This article is the second in a series of articles dedicated to issues that arise when accounting for debt modifications. This particular issue is addressed in Sections 126.96.36.199 and 188.8.131.52 of our publication, A guide to accounting for debt modifications and restructurings (June 2023).
A delayed-draw term loan (DDTL) is a loan agreement where the borrower can draw funds incrementally over time rather than receiving a lump sum at the outset. In a DDTL, the borrower and lender agree on a maximum loan amount, but unlike traditional term loans, the borrower does not receive the full amount upfront. Instead, the borrower draws on the loan over time, up to the agreed maximum. The delayed draw option adds complexity to the accounting for debt modifications and restructurings because these loans have characteristics of both term loans and line-of-credit facilities. As a result, the accounting for modifications or restructurings of a DDTL may need to be evaluated under two different models depending on the facts and circumstances.
If the transaction does not meet the troubled debt restructuring criteria in FASB Accounting Standards Codification Topic 470-60, Debt – Troubled Debt Restructurings by Debtors, judgment is necessary in determining the appropriate accounting model to be used when evaluating changes to DDTLs. In general, we believe that changes to DDTLs that are unfunded and not expected to be funded in the near term should be evaluated using the line-of-credit model, while changes to funded DDTLs and those expected to be funded in the near term should be evaluated using the term loan model.
The proper identification of a transaction as a DDTL could impact the accounting treatment of fees incurred in connection with a debt modification or restructuring.
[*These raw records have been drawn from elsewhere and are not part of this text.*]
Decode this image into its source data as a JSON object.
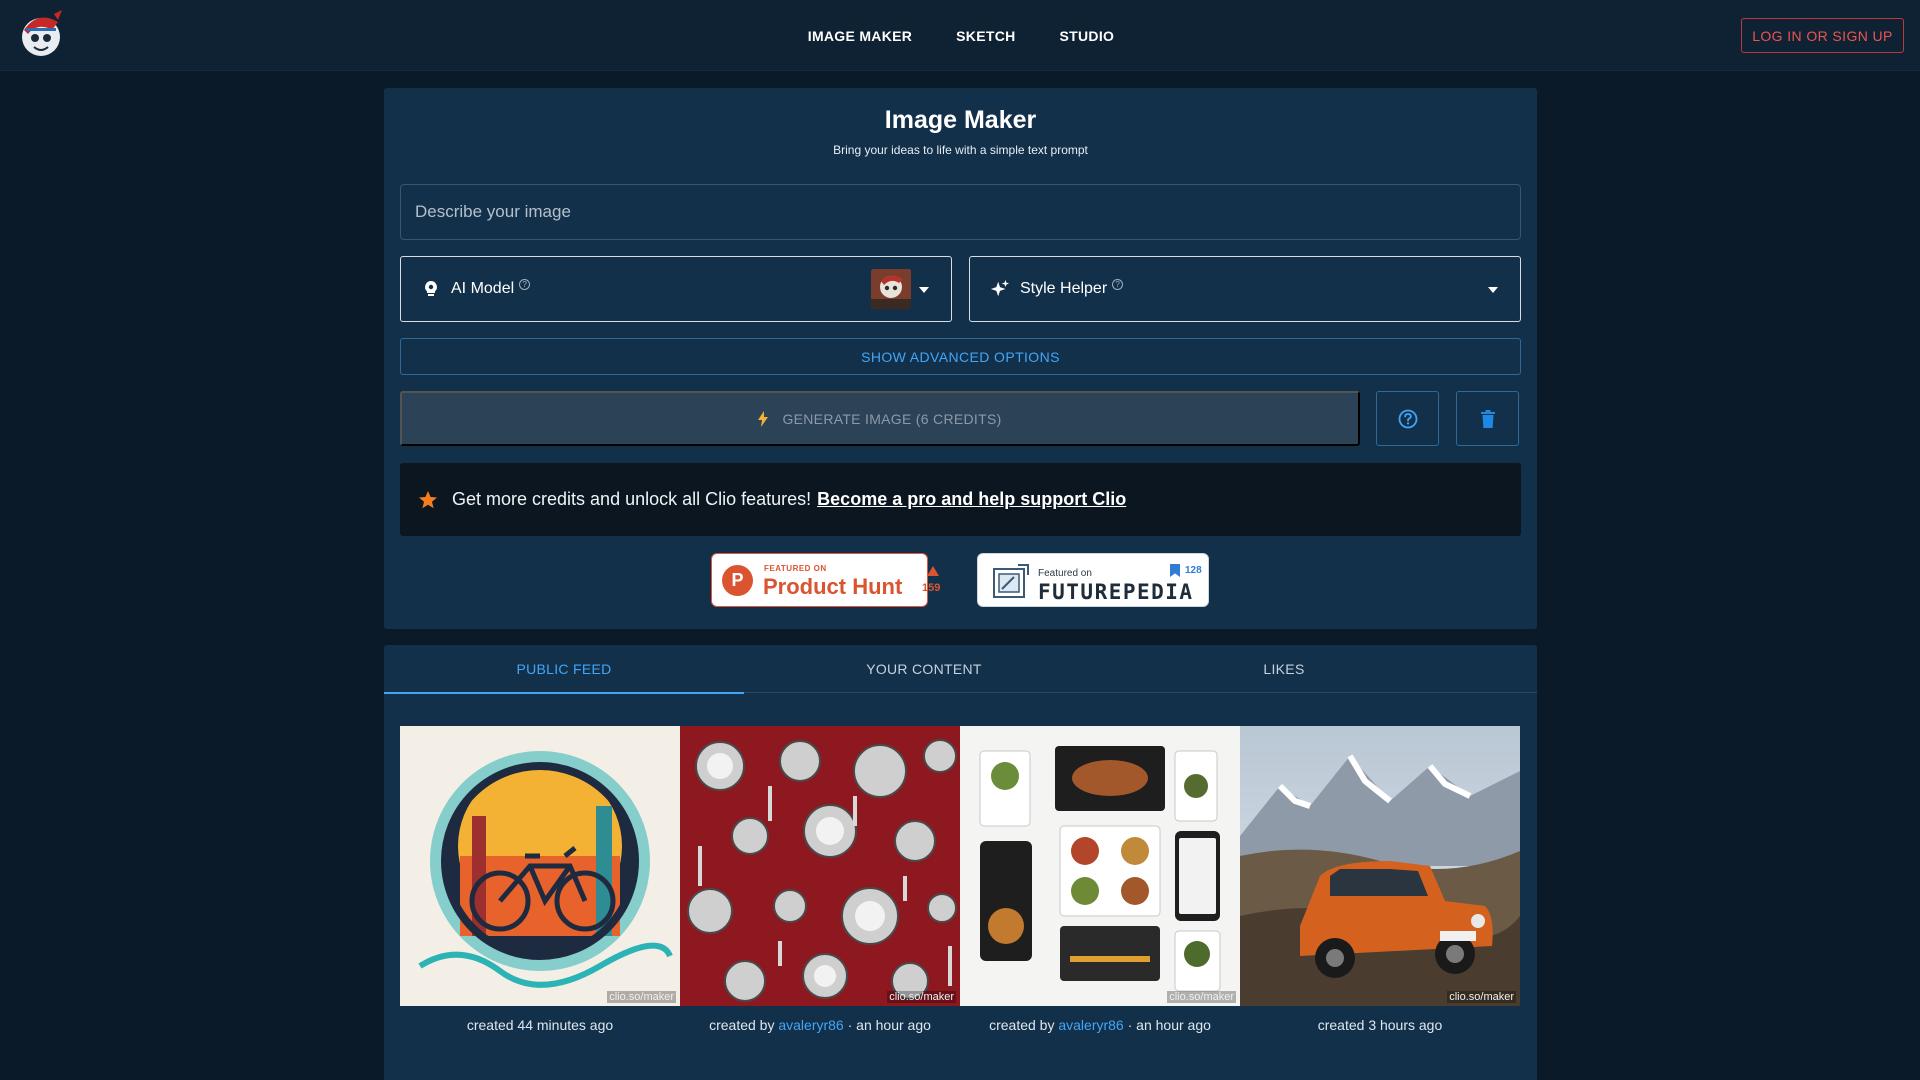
{
  "nav": {
    "items": [
      "IMAGE MAKER",
      "SKETCH",
      "STUDIO"
    ],
    "login_label": "LOG IN OR SIGN UP"
  },
  "maker": {
    "title": "Image Maker",
    "subtitle": "Bring your ideas to life with a simple text prompt",
    "prompt_placeholder": "Describe your image",
    "model_label": "AI Model",
    "style_label": "Style Helper",
    "advanced_label": "SHOW ADVANCED OPTIONS",
    "generate_label": "GENERATE IMAGE (6 CREDITS)",
    "promo_text": "Get more credits and unlock all Clio features!",
    "promo_link": "Become a pro and help support Clio"
  },
  "badges": {
    "producthunt": {
      "small": "FEATURED ON",
      "big": "Product Hunt",
      "count": "159"
    },
    "futurepedia": {
      "small": "Featured on",
      "big": "FUTUREPEDIA",
      "count": "128"
    }
  },
  "feed": {
    "tabs": [
      "PUBLIC FEED",
      "YOUR CONTENT",
      "LIKES"
    ],
    "active_tab": "PUBLIC FEED",
    "watermark": "clio.so/maker",
    "items": [
      {
        "prefix": "created",
        "user": "",
        "time": "44 minutes ago"
      },
      {
        "prefix": "created by",
        "user": "avaleryr86",
        "time": "an hour ago"
      },
      {
        "prefix": "created by",
        "user": "avaleryr86",
        "time": "an hour ago"
      },
      {
        "prefix": "created",
        "user": "",
        "time": "3 hours ago"
      }
    ]
  },
  "colors": {
    "background": "#0b1a28",
    "card": "#13304a",
    "accent": "#42a5f5",
    "login": "#ef5350",
    "promo_star": "#f57c1f"
  },
  "icons": {
    "model": "lightbulb-icon",
    "style": "sparkles-icon",
    "generate": "bolt-icon",
    "help": "question-circle-icon",
    "delete": "trash-icon",
    "promo": "star-icon"
  }
}
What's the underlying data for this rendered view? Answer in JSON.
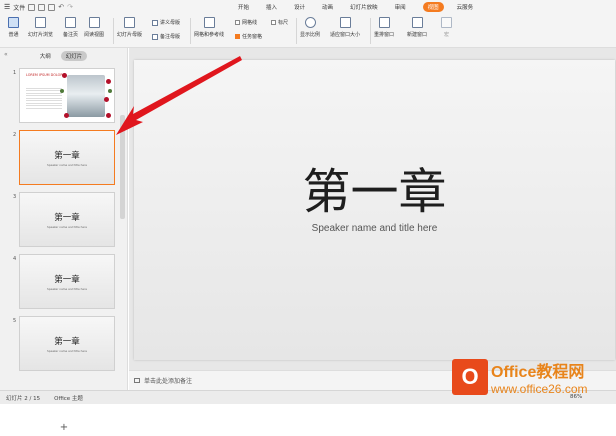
{
  "menubar": {
    "file_label": "文件",
    "tabs": [
      "开始",
      "插入",
      "设计",
      "动画",
      "幻灯片放映",
      "审阅",
      "视图",
      "云服务"
    ],
    "active_tab": "视图"
  },
  "ribbon": {
    "normal": "普通",
    "slide_sorter": "幻灯片浏览",
    "notes_page": "备注页",
    "reading_view": "阅读视图",
    "slide_master": "幻灯片母版",
    "handout_master": "讲义母版",
    "notes_master": "备注母版",
    "grid_guides": "网格和参考线",
    "gridlines": "网格线",
    "ruler": "标尺",
    "task_pane": "任务窗格",
    "zoom": "显示比例",
    "fit_window": "适应窗口大小",
    "arrange_windows": "重排窗口",
    "new_window": "新建窗口",
    "macro": "宏"
  },
  "panel": {
    "outline_tab": "大纲",
    "slides_tab": "幻灯片",
    "collapse_icon": "«",
    "add_slide": "+",
    "slides": [
      {
        "num": "1",
        "title": "",
        "subtitle": "",
        "type": "cover",
        "cover_text": "LOREM IPSUM DOLOR"
      },
      {
        "num": "2",
        "title": "第一章",
        "subtitle": "Speaker name and title here",
        "selected": true
      },
      {
        "num": "3",
        "title": "第一章",
        "subtitle": "Speaker name and title here"
      },
      {
        "num": "4",
        "title": "第一章",
        "subtitle": "Speaker name and title here"
      },
      {
        "num": "5",
        "title": "第一章",
        "subtitle": "Speaker name and title here"
      }
    ]
  },
  "slide": {
    "title": "第一章",
    "subtitle": "Speaker name and title here"
  },
  "notes": {
    "placeholder": "单击此处添加备注"
  },
  "statusbar": {
    "slide_counter": "幻灯片 2 / 15",
    "theme": "Office 主题",
    "zoom": "86%"
  },
  "watermark": {
    "logo_char": "O",
    "line1": "Office教程网",
    "line2": "www.office26.com"
  },
  "colors": {
    "accent": "#f47b20",
    "arrow": "#e0161d",
    "watermark": "#e8841b"
  }
}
When entering into a DDTL transaction, a borrower will generally pay commitment fees to the lender, which are based on the size of the commitment by the lender and are generally payable based on either the undrawn commitment or the total commitment. Such fees are due regardless of whether the debt is drawn, which is consistent with fees paid on a line-of-credit arrangement. As a result, we believe these fees should be treated consistently with fees related to line-of-credit arrangements and recorded as either: (a) an asset or (b) a reduction of the carrying amount of debt, but only to the extent there is an outstanding debt balance when paid. Once the DDTL is drawn, we believe the fees (related to the drawn portion) should be treated consistent with term loan fees and reflected as a reduction of the debt balance and amortized over the life of the debt using the effective interest method. To the extent that the DDTL remains undrawn, the fees should be amortized on a straight-line basis over the life of the commitment.